■ **Information provided**
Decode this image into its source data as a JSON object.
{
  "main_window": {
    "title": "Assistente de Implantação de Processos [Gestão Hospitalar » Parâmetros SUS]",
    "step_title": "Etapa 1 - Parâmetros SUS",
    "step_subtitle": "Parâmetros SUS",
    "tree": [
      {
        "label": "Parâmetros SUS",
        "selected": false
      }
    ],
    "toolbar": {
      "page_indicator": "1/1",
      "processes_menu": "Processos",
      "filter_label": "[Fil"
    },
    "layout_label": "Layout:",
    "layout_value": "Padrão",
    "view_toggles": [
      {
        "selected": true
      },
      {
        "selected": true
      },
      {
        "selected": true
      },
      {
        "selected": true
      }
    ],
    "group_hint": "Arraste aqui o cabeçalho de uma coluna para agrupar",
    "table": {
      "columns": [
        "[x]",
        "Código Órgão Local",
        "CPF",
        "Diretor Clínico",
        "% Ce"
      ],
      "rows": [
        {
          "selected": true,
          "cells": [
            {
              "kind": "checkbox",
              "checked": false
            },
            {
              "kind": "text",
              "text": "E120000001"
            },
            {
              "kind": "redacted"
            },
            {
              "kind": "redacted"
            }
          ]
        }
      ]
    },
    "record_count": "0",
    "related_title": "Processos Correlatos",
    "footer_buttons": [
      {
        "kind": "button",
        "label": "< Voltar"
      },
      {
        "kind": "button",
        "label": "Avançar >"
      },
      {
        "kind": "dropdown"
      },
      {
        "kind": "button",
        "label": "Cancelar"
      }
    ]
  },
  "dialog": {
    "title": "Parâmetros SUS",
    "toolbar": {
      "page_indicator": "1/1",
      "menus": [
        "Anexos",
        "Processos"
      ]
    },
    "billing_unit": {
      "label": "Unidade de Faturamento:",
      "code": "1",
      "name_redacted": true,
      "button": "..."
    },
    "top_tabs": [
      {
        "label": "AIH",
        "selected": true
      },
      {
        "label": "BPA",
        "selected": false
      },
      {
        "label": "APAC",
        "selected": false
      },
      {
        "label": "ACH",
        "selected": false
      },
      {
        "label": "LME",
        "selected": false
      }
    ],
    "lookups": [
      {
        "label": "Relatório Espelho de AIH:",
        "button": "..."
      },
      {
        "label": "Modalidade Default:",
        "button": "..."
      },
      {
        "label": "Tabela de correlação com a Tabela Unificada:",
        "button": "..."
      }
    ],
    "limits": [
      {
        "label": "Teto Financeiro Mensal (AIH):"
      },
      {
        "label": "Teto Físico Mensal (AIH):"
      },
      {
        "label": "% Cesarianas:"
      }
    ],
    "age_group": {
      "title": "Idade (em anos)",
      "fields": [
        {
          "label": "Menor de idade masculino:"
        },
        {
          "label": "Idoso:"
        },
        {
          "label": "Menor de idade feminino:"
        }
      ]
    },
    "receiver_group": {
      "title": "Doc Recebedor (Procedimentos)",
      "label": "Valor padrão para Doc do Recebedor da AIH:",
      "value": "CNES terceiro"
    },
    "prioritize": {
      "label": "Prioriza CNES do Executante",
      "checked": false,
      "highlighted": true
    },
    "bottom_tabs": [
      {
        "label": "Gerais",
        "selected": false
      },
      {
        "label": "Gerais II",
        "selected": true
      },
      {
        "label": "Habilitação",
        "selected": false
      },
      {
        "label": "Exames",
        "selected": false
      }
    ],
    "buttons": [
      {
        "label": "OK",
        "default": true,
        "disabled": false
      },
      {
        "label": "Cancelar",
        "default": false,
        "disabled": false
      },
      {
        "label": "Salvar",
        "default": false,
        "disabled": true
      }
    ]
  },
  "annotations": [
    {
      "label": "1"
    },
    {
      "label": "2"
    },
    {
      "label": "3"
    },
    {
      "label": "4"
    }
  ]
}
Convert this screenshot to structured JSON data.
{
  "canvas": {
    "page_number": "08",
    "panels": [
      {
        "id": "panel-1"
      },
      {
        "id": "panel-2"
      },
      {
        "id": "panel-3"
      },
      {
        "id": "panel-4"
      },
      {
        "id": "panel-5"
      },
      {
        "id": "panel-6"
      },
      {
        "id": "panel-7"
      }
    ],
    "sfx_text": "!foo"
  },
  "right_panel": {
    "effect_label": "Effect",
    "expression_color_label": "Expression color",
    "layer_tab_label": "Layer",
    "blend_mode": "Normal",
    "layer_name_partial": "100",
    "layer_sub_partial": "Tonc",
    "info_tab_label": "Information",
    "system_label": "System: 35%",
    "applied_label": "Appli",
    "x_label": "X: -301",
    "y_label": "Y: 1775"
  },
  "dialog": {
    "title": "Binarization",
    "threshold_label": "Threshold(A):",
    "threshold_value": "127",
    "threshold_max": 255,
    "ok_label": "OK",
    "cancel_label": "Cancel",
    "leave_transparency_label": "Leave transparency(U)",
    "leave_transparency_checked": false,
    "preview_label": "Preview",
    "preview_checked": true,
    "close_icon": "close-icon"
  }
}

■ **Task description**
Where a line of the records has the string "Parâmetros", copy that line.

■ **Response for this exercise**
    "title": "Assistente de Implantação de Processos [Gestão Hospitalar » Parâmetros SUS]",
    "step_title": "Etapa 1 - Parâmetros SUS",
    "step_subtitle": "Parâmetros SUS",
        "label": "Parâmetros SUS",
    "title": "Parâmetros SUS",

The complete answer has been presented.